Skip to Content

Paychex sees employment growth for clients slow more than expected

By Tomi Kilgore

HR-outsourcing company tops quarterly profit views but misses on revenue and cuts the full-year growth outlook

Paychex Inc. reported Tuesday fiscal third-quarter revenue that came up a bit shy of expectations and cut its full-year growth outlook, as the human-resources-outsourcing company said its clients did less hiring than expected.

The company said the wind-down of its Employee Retention Tax Credit service, which Paychex said officially puts it in the "post-pandemic era," also weighed on its results and outlook.

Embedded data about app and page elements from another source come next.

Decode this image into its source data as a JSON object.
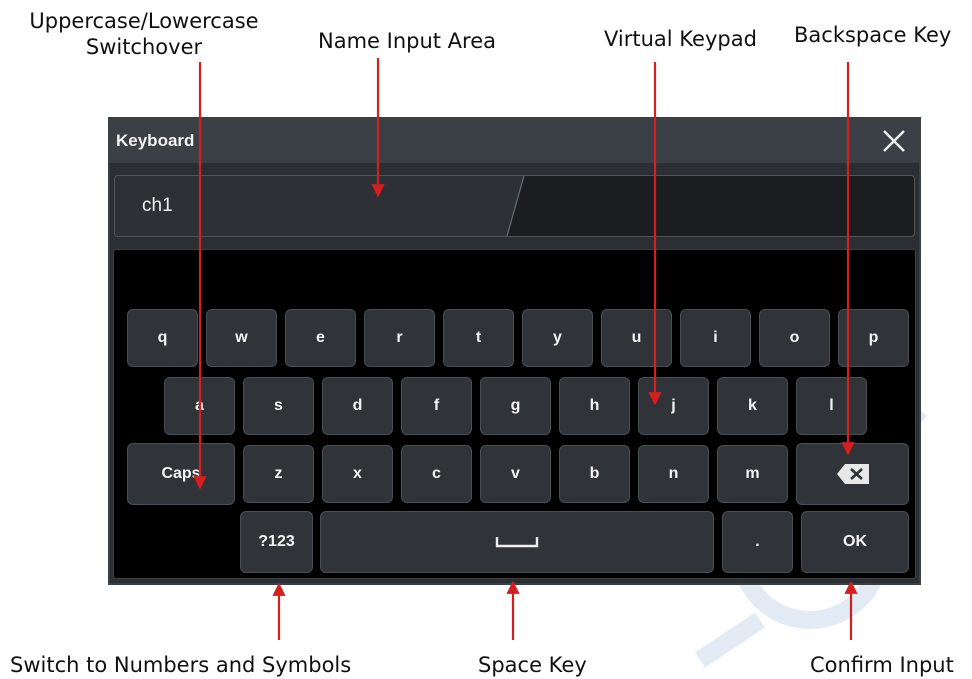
{
  "callouts": {
    "case_switch_line1": "Uppercase/Lowercase",
    "case_switch_line2": "Switchover",
    "name_input_area": "Name Input Area",
    "virtual_keypad": "Virtual Keypad",
    "backspace_key": "Backspace Key",
    "switch_numbers": "Switch to Numbers and Symbols",
    "space_key": "Space Key",
    "confirm_input": "Confirm Input"
  },
  "dialog": {
    "title": "Keyboard",
    "input_value": "ch1"
  },
  "keys": {
    "row1": [
      "q",
      "w",
      "e",
      "r",
      "t",
      "y",
      "u",
      "i",
      "o",
      "p"
    ],
    "row2": [
      "a",
      "s",
      "d",
      "f",
      "g",
      "h",
      "j",
      "k",
      "l"
    ],
    "caps": "Caps",
    "row3": [
      "z",
      "x",
      "c",
      "v",
      "b",
      "n",
      "m"
    ],
    "sym": "?123",
    "period": ".",
    "ok": "OK"
  },
  "colors": {
    "arrow": "#d31f1f",
    "dialog_bg": "#2b2f33",
    "key_bg": "#303438",
    "keypad_bg": "#000000",
    "watermark": "#dfe8f2"
  },
  "icons": {
    "close": "close-icon",
    "backspace": "backspace-icon",
    "space": "space-bar-icon"
  }
}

"Continued moderation of employment growth within our client base and slightly lower realized rates, all combined to create [a] larger headwind than what we had anticipated in the quarter," said Chief Executive John Gibson, according to a FactSet transcript of the post-earnings call with analysts.

The stock (PAYX) had dropped as much as 5.7% in the first minute after the opening bell at 9:30 a.m. Eastern, but has since bounced, and was up 0.2% in morning trading.

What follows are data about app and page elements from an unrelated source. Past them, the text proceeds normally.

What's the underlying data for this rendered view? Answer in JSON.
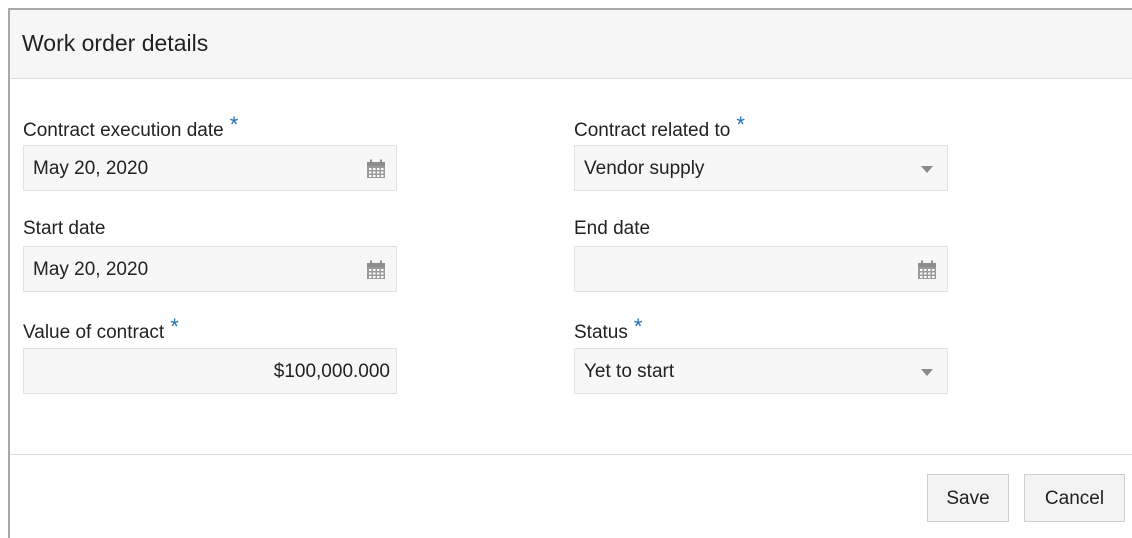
{
  "dialog": {
    "title": "Work order details"
  },
  "form": {
    "contract_execution_date": {
      "label": "Contract execution date",
      "required": "*",
      "value": "May 20, 2020"
    },
    "contract_related_to": {
      "label": "Contract related to",
      "required": "*",
      "value": "Vendor supply"
    },
    "start_date": {
      "label": "Start date",
      "value": "May 20, 2020"
    },
    "end_date": {
      "label": "End date",
      "value": ""
    },
    "value_of_contract": {
      "label": "Value of contract",
      "required": "*",
      "value": "$100,000.000"
    },
    "status": {
      "label": "Status",
      "required": "*",
      "value": "Yet to start"
    }
  },
  "footer": {
    "save_label": "Save",
    "cancel_label": "Cancel"
  },
  "icons": {
    "date_picker": "calendar-icon",
    "dropdown": "chevron-down-icon"
  },
  "colors": {
    "required_marker": "#1f6fb2",
    "header_background": "#f6f6f6",
    "input_background": "#f7f7f7"
  }
}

Paychex reported before the open that net income for the quarter to Feb. 29 rose to $498.6 million, or $1.38 a share, from $467.4 million, or $1.29 a share, in the same period a year ago. Excluding nonrecurring items, adjusted earnings per share of $1.38 topped the FactSet consensus of $1.37.

Revenue grew 4.2% to $1.44 billion, just shy of the FactSet consensus of $1.46 billion.

Management Solutions revenue rose 2% to $1 billion, amid a growth in the number of clients, while Professional Employer Organization and Insurance Solutions revenue jumped 8% to $345.5 million as PEO worksite employees increased.

Looking ahead, the company expects fiscal 2024 revenue growth in the 5% to 6% range, compared with previous guidance in the 6%-to-7% range. The current FactSet consensus for full-year revenue of $5.33 billion implies 6.4% growth.

"The macroeconomic and labor market remains challenging for small and midsized businesses, a tight job market for qualified workers reduced access to affordable growth capital and inflationary pressures continue to be headwinds for small businesses," Gibson said. "Our small business employment watch continues to show moderation in both job growth and wage inflation."

The stock has gained 2.4% year to date, while the S&P 500 index SPX has advanced 8.9%.

-Tomi Kilgore

This content was created by MarketWatch, which is operated by Dow Jones & Co. MarketWatch is published independently from Dow Jones Newswires and The Wall Street Journal.


(END) Dow Jones Newswires

04-02-24 1129ET

Copyright (c) 2024 Dow Jones & Company, Inc.

Market Updates

Sponsor Center